With Labor in opposition, he took over as leader in 2012, only to see his party go backwards at the 2013 election. He then resisted a far-fetched leadership challenge from former federal minister Stephen Smith before finally winning a record victory in 2017 against Colin Barnett and the Liberal Party.
The WA factor
Most Australian political leaders saw their popularity grow during COVID-19, with trust in governments rising as Australia performed well, minimising health and economic impacts.
But WA provides particularly fertile ground for a leader. The state has always had a strongly independent streak, distant from “the eastern states”. It also firmly believes its mining and gas resources are the basis for Australia’s economic prosperity and that the proceeds have not — until a recent GST deal — flowed back to the state.
McGowan played this situation adroitly, declaring in early April 2020 that WA would become an “island within an island” by closing its borders. He took a firm line on international cruise ships. His public image was ubiquitous with daily media briefings, and softened by his spontaneous response to a media query about buying a kebab, of all things, which also went viral.
Meanwhile, McGowan worked with the mining industry to keep production going by transferring interstate fly-in fly-out workers to WA. He was rewarded as iron ore prices skyrocketed and the state’s finances grew. Regional tourism has revived and the state’s economy recovered more quickly than interstate counterparts.
Since mid-2020 daily life in WA has been largely normal again, despite a blip in January when a short lockdown was imposed, due to a hotel quarantine breach.
Of course, it’s not all bouquets. The Western Australian Council of Social Service has called on the McGowan government to do more to address child poverty, improve housing affordability and reduce the over-representation of Aboriginal young people in out-of-home care and juvenile justice. Critics have described his government’s efforts to hold the fossil fuel industry accountable for its greenhouse gas emissions as “limp”. Plenty outside the state have condemned some of the WA government’s snap decisions on COVID border closures.

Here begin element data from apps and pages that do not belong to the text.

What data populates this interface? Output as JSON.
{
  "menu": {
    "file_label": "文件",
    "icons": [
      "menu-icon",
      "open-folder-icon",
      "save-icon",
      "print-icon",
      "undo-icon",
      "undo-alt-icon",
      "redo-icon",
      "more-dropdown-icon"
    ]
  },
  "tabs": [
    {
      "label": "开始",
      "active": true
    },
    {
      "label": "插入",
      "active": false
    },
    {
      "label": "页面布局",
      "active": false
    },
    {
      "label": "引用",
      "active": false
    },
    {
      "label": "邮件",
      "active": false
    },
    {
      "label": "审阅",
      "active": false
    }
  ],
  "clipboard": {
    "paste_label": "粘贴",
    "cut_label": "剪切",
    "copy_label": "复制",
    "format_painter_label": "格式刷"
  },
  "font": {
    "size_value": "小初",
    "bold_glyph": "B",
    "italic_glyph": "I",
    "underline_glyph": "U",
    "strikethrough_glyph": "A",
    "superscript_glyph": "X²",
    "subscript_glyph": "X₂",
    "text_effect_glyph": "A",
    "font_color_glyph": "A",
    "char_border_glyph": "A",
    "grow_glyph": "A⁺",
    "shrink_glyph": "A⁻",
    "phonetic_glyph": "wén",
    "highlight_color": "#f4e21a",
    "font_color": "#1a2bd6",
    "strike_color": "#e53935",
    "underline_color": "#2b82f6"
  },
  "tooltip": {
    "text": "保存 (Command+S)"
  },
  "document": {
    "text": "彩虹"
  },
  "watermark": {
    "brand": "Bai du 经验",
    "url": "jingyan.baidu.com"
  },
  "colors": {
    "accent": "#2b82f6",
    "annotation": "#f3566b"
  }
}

Despite all that, McGowan’s government remains enormously popular where it counts: among WA voters.
What’s next for McGowan?
Assuming he wins — and wins big — on 13 March, what are the challenges and opportunities facing McGowan and his government?
Economically, WA appears in a strong position, and Labor’s election campaign has focused on more job creation. But the state is always subject to international commodity cycles, while tensions in Australia’s relationship with China — the main customer of WA iron ore — add a new element of risk.
Socially, dealing with homelessness and rising house prices and rents will be on the agenda, after several years of relative stagnation in the property market.
Politically, despite Liberal warnings of Labor gaining “total control” of parliament, it is highly unlikely McGowan can secure an outright majority in the upper house, given the high levels of rural malapportionment. But there is a chance that Labor and the Greens combined could win an upper house majority for the first time.
This could put pressure around issues such as carbon emission reductions, where WA Labor has generally been happy to let Canberra take the lead. More prosaically, the prospect of a big win means McGowan will have to find ways of managing a large backbench that will inevitably include restive MPs with thwarted cabinet ambitions.
However, the prime concern will be to avoid complacency and overreach, especially if the opposition is weak. WA governments tend to win two terms. A big win for McGowan may make a third term seem inevitable, but upsets like the Liberal National Party’s 2015 loss in Queensland show elections can’t be taken for granted.
But for now, the WA Liberals, under leader Zak Kirkup, appear to be on a road to nowhere. For Mark McGowan, it’s been a long way to the top. He is in no hurry to come down.